Residents fill their pails at a water point in Bangi following the water disruption in Hulu Selangor October 6, 2020. ― Picture by Shafwan Zaidon
KUALA LUMPUR, Oct 20 — The disruption in unscheduled water supply yesterday was not the first and for certain, it caused public outrage as it had happened several times before during the movement control order (CMO) period.
Pengurusan Air Selangor Sdn Bhd (Air Selangor), in a statement yesterday, again said the contamination at the source of raw water was detected in Sungai Selangor and it affected 1,196,457 account holders of Air Selangor in 1,292 areas in the Klang Valley, namely Kuala Lumpur, Petaling, Klang / Shah Alam, Kuala Selangor, Hulu Selangor, Gombak and Kuala Langat.
Air Selangor also said that the contamination was detected at 2am yesterday, following which operation of the Sungai Selangor Water Treatment Plants at Phase 1, Phase 2, Phase 3 and Rantau Panjang had to be suspended.
Commenting on this seemingly endless problem, a senior lecturer at the Faculty of Forestry and Environment, Universiti Putra Malaysia (UPM), Dr Mohd Yusoff Ishak suggested that the capacity and expertise of agencies related to pollution of water sources should be enhanced in line with current technological developments.
“Pollution cases take too long to be brought to court and so are the trials before any decision can be made.“The delay occurred because investigation to find evidence requires sophisticated scientific methods and apart from the factor on the increasing number of contaminants, the technology and science on environmental forensic in Malaysia is far behind compared to other technologies,” he said when contacted today.
The authorities, he said, should think of initiatives to create raw water reserves of up to 20 per cent, build offshore raw water reserves and gazette river reserves to avoid the problems from recurring.
“Environmental forensics needs to be strengthened.

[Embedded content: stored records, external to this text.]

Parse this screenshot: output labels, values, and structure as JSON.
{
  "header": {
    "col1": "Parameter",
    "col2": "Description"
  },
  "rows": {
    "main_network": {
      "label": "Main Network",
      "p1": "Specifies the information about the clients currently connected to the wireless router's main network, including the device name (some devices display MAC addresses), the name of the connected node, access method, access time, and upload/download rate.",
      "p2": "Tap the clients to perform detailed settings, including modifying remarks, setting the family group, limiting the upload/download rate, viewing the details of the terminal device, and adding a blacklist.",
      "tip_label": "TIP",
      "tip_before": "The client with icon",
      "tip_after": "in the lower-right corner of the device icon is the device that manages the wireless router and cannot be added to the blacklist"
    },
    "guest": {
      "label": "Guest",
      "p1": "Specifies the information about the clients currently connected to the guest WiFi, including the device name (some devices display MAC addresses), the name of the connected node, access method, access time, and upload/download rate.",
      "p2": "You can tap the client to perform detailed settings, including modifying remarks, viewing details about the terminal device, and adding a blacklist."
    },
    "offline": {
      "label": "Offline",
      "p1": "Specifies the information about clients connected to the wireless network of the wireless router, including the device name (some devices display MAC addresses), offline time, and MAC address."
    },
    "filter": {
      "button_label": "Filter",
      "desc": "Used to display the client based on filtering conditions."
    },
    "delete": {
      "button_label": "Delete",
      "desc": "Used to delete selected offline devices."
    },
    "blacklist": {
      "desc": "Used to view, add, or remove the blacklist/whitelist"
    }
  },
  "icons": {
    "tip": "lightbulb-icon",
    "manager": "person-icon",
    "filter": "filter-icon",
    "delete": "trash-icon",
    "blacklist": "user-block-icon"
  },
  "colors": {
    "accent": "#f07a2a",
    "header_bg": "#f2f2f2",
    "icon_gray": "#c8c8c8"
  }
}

It needs to be updated with the latest laboratory facilities and equipment in detecting elements of contaminants, given the presence of various new generation chemicals as well as climate factors in the country,” he said, adding that UPM also has environmental forensic experts to identify pollutants in the environment.
Meanwhile, last Sept 7, president of the Association of Water and Energy Research (AWER) Malaysia S. Piarapakaran said the association had sent a letter to the government proposing immediate amendments to the Environmental Quality Act 1974 (EQA) by adding a new section to enable claims for loss by affected parties.

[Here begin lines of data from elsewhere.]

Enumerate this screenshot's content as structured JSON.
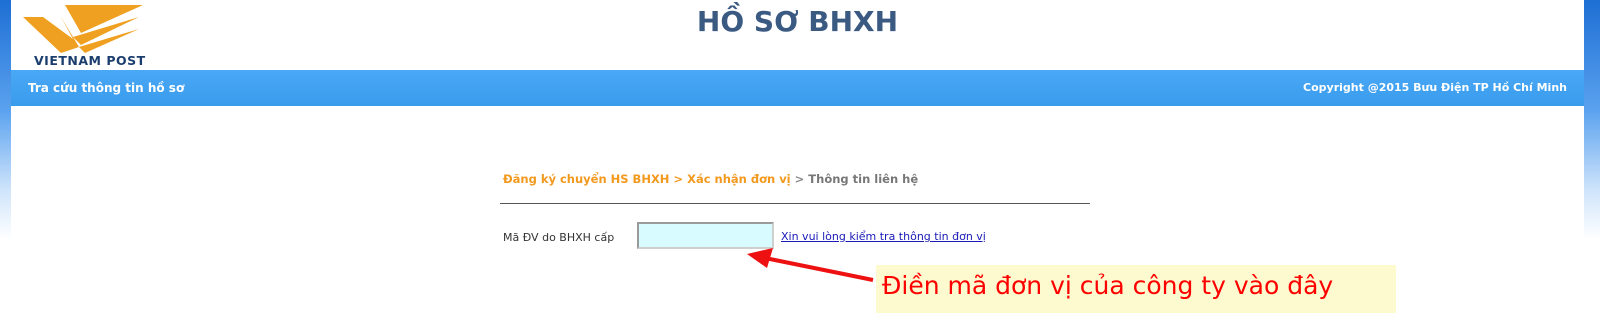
{
  "header": {
    "logo_text": "VIETNAM POST",
    "title": "HỒ SƠ BHXH"
  },
  "navbar": {
    "left_link": "Tra cứu thông tin hồ sơ",
    "copyright": "Copyright @2015 Bưu Điện TP Hồ Chí Minh"
  },
  "breadcrumb": {
    "step1": "Đăng ký chuyển HS BHXH",
    "sep1": " > ",
    "step2": "Xác nhận đơn vị",
    "sep2": " > ",
    "step3": "Thông tin liên hệ"
  },
  "form": {
    "unit_code_label": "Mã ĐV do BHXH cấp",
    "unit_code_value": "",
    "check_link": "Xin vui lòng kiểm tra thông tin đơn vị"
  },
  "annotation": {
    "text": "Điền mã đơn vị của công ty vào đây"
  },
  "colors": {
    "navbar": "#3a9bed",
    "title": "#3a5a82",
    "breadcrumb_active": "#f2991e",
    "input_bg": "#d8fbff",
    "annotation_text": "#ff0000",
    "annotation_bg": "#fdfad0",
    "logo_orange": "#f0a020"
  }
}
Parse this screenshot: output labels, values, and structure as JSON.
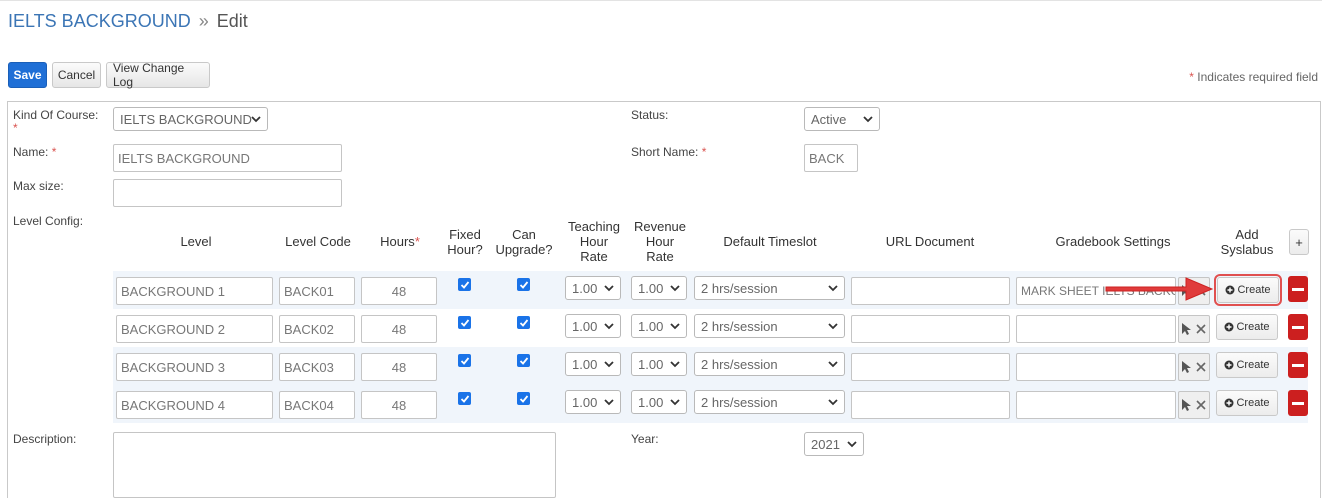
{
  "breadcrumb": {
    "parent": "IELTS BACKGROUND",
    "separator": "»",
    "current": "Edit"
  },
  "toolbar": {
    "save_label": "Save",
    "cancel_label": "Cancel",
    "changelog_label": "View Change Log"
  },
  "required_note": {
    "star": "*",
    "text": " Indicates required field"
  },
  "form": {
    "kind_label": "Kind Of Course:",
    "kind_value": "IELTS BACKGROUND",
    "name_label": "Name:",
    "name_value": "IELTS BACKGROUND",
    "maxsize_label": "Max size:",
    "maxsize_value": "",
    "status_label": "Status:",
    "status_value": "Active",
    "shortname_label": "Short Name:",
    "shortname_value": "BACK",
    "levelconfig_label": "Level Config:",
    "description_label": "Description:",
    "description_value": "",
    "year_label": "Year:",
    "year_value": "2021",
    "required_star": "*"
  },
  "level_table": {
    "headers": {
      "level": "Level",
      "level_code": "Level Code",
      "hours": "Hours",
      "hours_star": "*",
      "fixed_hour_1": "Fixed",
      "fixed_hour_2": "Hour?",
      "can_upgrade_1": "Can",
      "can_upgrade_2": "Upgrade?",
      "teaching_1": "Teaching",
      "teaching_2": "Hour",
      "teaching_3": "Rate",
      "revenue_1": "Revenue",
      "revenue_2": "Hour",
      "revenue_3": "Rate",
      "timeslot": "Default Timeslot",
      "url_doc": "URL Document",
      "gradebook": "Gradebook Settings",
      "syllabus_1": "Add",
      "syllabus_2": "Syslabus",
      "add_row": "+"
    },
    "create_label": "Create",
    "rows": [
      {
        "level": "BACKGROUND 1",
        "code": "BACK01",
        "hours": "48",
        "fixed": true,
        "upgrade": true,
        "teaching": "1.00",
        "revenue": "1.00",
        "timeslot": "2 hrs/session",
        "url": "",
        "gradebook": "MARK SHEET IELTS BACKGROUND"
      },
      {
        "level": "BACKGROUND 2",
        "code": "BACK02",
        "hours": "48",
        "fixed": true,
        "upgrade": true,
        "teaching": "1.00",
        "revenue": "1.00",
        "timeslot": "2 hrs/session",
        "url": "",
        "gradebook": ""
      },
      {
        "level": "BACKGROUND 3",
        "code": "BACK03",
        "hours": "48",
        "fixed": true,
        "upgrade": true,
        "teaching": "1.00",
        "revenue": "1.00",
        "timeslot": "2 hrs/session",
        "url": "",
        "gradebook": ""
      },
      {
        "level": "BACKGROUND 4",
        "code": "BACK04",
        "hours": "48",
        "fixed": true,
        "upgrade": true,
        "teaching": "1.00",
        "revenue": "1.00",
        "timeslot": "2 hrs/session",
        "url": "",
        "gradebook": ""
      }
    ]
  },
  "colors": {
    "link": "#3b75b5",
    "primary": "#1f6fd6",
    "danger": "#cc1f1f",
    "annotation_arrow": "#e03b3b"
  }
}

“This will enable the Department of Environment (DOE) to calculate the loss of income and additional costs incurred by parties affected by the pollution. With the proposed amendment, the offender will have to pay fine, cleaning costs and claims for damages by the affected parties,” he said.
However, the Alliance for Safe Community chairman Tan Sri Lee Lam Thye said the latest water disruption is unbelievable and unacceptable as it came just after reports that the water supply has been restored to 686 areas due to the previous water disruption.
“Yesterday’s disruption in water supply was reportedly caused by odour pollution in Sungai Selangor. Incidentally, this was the same river that caused the pollution that disrupted water supply to millions of consumers less than three months ago.
“This is unbelievable. This is unacceptable. This is scandalous. It would seem that all the advice, exhortations and appeals made after the earlier disruption was water off a duck’s back,” he said in a statement.
Lee said the disruptions could not have come at a worse time when the nation is facing the threats of the fast-spreading Covid-19 infections.
“As part of the SOPs during this pandemic, we are exhorted to keep proper hygiene which requires us to wash our hands frequently but how does one do this without running water. And with our movement restricted during conditional movement control order (CMCO), we cannot even go over to our friends’ houses for a shower,” he said. — Bernama